> **Record set**:
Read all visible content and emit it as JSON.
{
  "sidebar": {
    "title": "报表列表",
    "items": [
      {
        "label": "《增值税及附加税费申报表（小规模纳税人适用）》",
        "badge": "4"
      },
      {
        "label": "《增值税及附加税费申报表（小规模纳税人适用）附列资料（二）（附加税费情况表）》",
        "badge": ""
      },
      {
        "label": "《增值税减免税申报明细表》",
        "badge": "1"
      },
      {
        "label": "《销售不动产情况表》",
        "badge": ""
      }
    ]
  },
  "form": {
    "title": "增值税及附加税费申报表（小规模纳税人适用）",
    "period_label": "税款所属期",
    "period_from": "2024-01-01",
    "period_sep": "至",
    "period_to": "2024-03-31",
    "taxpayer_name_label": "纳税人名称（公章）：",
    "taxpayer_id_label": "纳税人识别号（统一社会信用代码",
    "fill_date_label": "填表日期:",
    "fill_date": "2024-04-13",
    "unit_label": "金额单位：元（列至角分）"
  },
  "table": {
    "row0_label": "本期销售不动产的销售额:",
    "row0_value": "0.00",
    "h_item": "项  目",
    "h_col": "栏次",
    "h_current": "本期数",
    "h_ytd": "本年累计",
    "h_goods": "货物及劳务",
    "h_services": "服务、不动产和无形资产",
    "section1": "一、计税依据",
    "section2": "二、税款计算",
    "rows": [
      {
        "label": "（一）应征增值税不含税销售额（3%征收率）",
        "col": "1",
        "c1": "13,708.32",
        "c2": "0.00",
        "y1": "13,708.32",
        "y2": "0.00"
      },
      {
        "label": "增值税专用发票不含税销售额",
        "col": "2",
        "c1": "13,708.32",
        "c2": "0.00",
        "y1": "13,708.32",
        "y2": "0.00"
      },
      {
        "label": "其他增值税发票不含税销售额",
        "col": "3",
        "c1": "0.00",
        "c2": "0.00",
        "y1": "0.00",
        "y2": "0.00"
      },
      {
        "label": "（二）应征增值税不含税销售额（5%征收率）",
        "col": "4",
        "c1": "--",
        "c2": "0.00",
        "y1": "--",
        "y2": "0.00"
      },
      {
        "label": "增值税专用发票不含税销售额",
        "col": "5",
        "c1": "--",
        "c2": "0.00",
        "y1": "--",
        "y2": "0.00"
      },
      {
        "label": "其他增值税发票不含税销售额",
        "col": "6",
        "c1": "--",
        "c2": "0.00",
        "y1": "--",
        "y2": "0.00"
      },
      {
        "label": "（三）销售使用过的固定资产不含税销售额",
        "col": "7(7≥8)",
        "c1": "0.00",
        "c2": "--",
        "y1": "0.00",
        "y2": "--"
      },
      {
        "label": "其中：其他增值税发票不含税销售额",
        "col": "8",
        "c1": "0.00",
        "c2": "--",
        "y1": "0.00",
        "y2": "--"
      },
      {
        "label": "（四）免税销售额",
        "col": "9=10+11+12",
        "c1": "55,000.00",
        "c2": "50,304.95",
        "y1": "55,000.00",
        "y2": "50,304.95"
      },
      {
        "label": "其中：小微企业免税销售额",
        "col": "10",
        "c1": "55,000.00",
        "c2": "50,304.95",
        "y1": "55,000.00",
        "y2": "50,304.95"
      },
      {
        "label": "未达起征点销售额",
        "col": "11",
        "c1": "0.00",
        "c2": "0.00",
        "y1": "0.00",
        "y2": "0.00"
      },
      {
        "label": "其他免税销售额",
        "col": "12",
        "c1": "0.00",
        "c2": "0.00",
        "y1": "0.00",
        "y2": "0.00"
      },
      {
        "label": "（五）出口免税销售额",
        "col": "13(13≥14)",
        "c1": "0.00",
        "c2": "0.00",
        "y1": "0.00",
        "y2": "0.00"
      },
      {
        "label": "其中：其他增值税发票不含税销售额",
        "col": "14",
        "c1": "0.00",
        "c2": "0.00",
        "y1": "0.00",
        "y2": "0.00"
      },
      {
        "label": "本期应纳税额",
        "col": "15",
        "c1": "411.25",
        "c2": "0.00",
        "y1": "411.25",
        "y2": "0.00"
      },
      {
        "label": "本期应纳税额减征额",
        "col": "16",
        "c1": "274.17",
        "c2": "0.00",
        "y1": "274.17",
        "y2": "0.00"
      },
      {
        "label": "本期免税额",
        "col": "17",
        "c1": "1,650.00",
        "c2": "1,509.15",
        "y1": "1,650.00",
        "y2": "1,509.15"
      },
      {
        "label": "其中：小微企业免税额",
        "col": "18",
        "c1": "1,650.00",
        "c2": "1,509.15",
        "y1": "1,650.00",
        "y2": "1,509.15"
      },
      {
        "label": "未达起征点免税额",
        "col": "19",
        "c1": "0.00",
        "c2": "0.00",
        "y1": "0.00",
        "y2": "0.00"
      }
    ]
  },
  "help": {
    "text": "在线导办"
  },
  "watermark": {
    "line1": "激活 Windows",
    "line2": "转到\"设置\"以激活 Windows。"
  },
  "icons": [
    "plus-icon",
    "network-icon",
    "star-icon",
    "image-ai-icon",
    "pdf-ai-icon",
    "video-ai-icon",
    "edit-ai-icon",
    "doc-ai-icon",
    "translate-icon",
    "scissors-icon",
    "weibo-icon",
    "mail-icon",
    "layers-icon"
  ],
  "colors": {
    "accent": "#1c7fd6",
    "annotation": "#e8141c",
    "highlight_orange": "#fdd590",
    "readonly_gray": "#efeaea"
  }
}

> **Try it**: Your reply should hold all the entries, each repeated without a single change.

> **Your solution**:
Read all visible content and emit it as JSON.
{
  "sidebar": {
    "title": "报表列表",
    "items": [
      {
        "label": "《增值税及附加税费申报表（小规模纳税人适用）》",
        "badge": "4"
      },
      {
        "label": "《增值税及附加税费申报表（小规模纳税人适用）附列资料（二）（附加税费情况表）》",
        "badge": ""
      },
      {
        "label": "《增值税减免税申报明细表》",
        "badge": "1"
      },
      {
        "label": "《销售不动产情况表》",
        "badge": ""
      }
    ]
  },
  "form": {
    "title": "增值税及附加税费申报表（小规模纳税人适用）",
    "period_label": "税款所属期",
    "period_from": "2024-01-01",
    "period_sep": "至",
    "period_to": "2024-03-31",
    "taxpayer_name_label": "纳税人名称（公章）：",
    "taxpayer_id_label": "纳税人识别号（统一社会信用代码",
    "fill_date_label": "填表日期:",
    "fill_date": "2024-04-13",
    "unit_label": "金额单位：元（列至角分）"
  },
  "table": {
    "row0_label": "本期销售不动产的销售额:",
    "row0_value": "0.00",
    "h_item": "项  目",
    "h_col": "栏次",
    "h_current": "本期数",
    "h_ytd": "本年累计",
    "h_goods": "货物及劳务",
    "h_services": "服务、不动产和无形资产",
    "section1": "一、计税依据",
    "section2": "二、税款计算",
    "rows": [
      {
        "label": "（一）应征增值税不含税销售额（3%征收率）",
        "col": "1",
        "c1": "13,708.32",
        "c2": "0.00",
        "y1": "13,708.32",
        "y2": "0.00"
      },
      {
        "label": "增值税专用发票不含税销售额",
        "col": "2",
        "c1": "13,708.32",
        "c2": "0.00",
        "y1": "13,708.32",
        "y2": "0.00"
      },
      {
        "label": "其他增值税发票不含税销售额",
        "col": "3",
        "c1": "0.00",
        "c2": "0.00",
        "y1": "0.00",
        "y2": "0.00"
      },
      {
        "label": "（二）应征增值税不含税销售额（5%征收率）",
        "col": "4",
        "c1": "--",
        "c2": "0.00",
        "y1": "--",
        "y2": "0.00"
      },
      {
        "label": "增值税专用发票不含税销售额",
        "col": "5",
        "c1": "--",
        "c2": "0.00",
        "y1": "--",
        "y2": "0.00"
      },
      {
        "label": "其他增值税发票不含税销售额",
        "col": "6",
        "c1": "--",
        "c2": "0.00",
        "y1": "--",
        "y2": "0.00"
      },
      {
        "label": "（三）销售使用过的固定资产不含税销售额",
        "col": "7(7≥8)",
        "c1": "0.00",
        "c2": "--",
        "y1": "0.00",
        "y2": "--"
      },
      {
        "label": "其中：其他增值税发票不含税销售额",
        "col": "8",
        "c1": "0.00",
        "c2": "--",
        "y1": "0.00",
        "y2": "--"
      },
      {
        "label": "（四）免税销售额",
        "col": "9=10+11+12",
        "c1": "55,000.00",
        "c2": "50,304.95",
        "y1": "55,000.00",
        "y2": "50,304.95"
      },
      {
        "label": "其中：小微企业免税销售额",
        "col": "10",
        "c1": "55,000.00",
        "c2": "50,304.95",
        "y1": "55,000.00",
        "y2": "50,304.95"
      },
      {
        "label": "未达起征点销售额",
        "col": "11",
        "c1": "0.00",
        "c2": "0.00",
        "y1": "0.00",
        "y2": "0.00"
      },
      {
        "label": "其他免税销售额",
        "col": "12",
        "c1": "0.00",
        "c2": "0.00",
        "y1": "0.00",
        "y2": "0.00"
      },
      {
        "label": "（五）出口免税销售额",
        "col": "13(13≥14)",
        "c1": "0.00",
        "c2": "0.00",
        "y1": "0.00",
        "y2": "0.00"
      },
      {
        "label": "其中：其他增值税发票不含税销售额",
        "col": "14",
        "c1": "0.00",
        "c2": "0.00",
        "y1": "0.00",
        "y2": "0.00"
      },
      {
        "label": "本期应纳税额",
        "col": "15",
        "c1": "411.25",
        "c2": "0.00",
        "y1": "411.25",
        "y2": "0.00"
      },
      {
        "label": "本期应纳税额减征额",
        "col": "16",
        "c1": "274.17",
        "c2": "0.00",
        "y1": "274.17",
        "y2": "0.00"
      },
      {
        "label": "本期免税额",
        "col": "17",
        "c1": "1,650.00",
        "c2": "1,509.15",
        "y1": "1,650.00",
        "y2": "1,509.15"
      },
      {
        "label": "其中：小微企业免税额",
        "col": "18",
        "c1": "1,650.00",
        "c2": "1,509.15",
        "y1": "1,650.00",
        "y2": "1,509.15"
      },
      {
        "label": "未达起征点免税额",
        "col": "19",
        "c1": "0.00",
        "c2": "0.00",
        "y1": "0.00",
        "y2": "0.00"
      }
    ]
  },
  "help": {
    "text": "在线导办"
  },
  "watermark": {
    "line1": "激活 Windows",
    "line2": "转到\"设置\"以激活 Windows。"
  },
  "icons": [
    "plus-icon",
    "network-icon",
    "star-icon",
    "image-ai-icon",
    "pdf-ai-icon",
    "video-ai-icon",
    "edit-ai-icon",
    "doc-ai-icon",
    "translate-icon",
    "scissors-icon",
    "weibo-icon",
    "mail-icon",
    "layers-icon"
  ],
  "colors": {
    "accent": "#1c7fd6",
    "annotation": "#e8141c",
    "highlight_orange": "#fdd590",
    "readonly_gray": "#efeaea"
  }
}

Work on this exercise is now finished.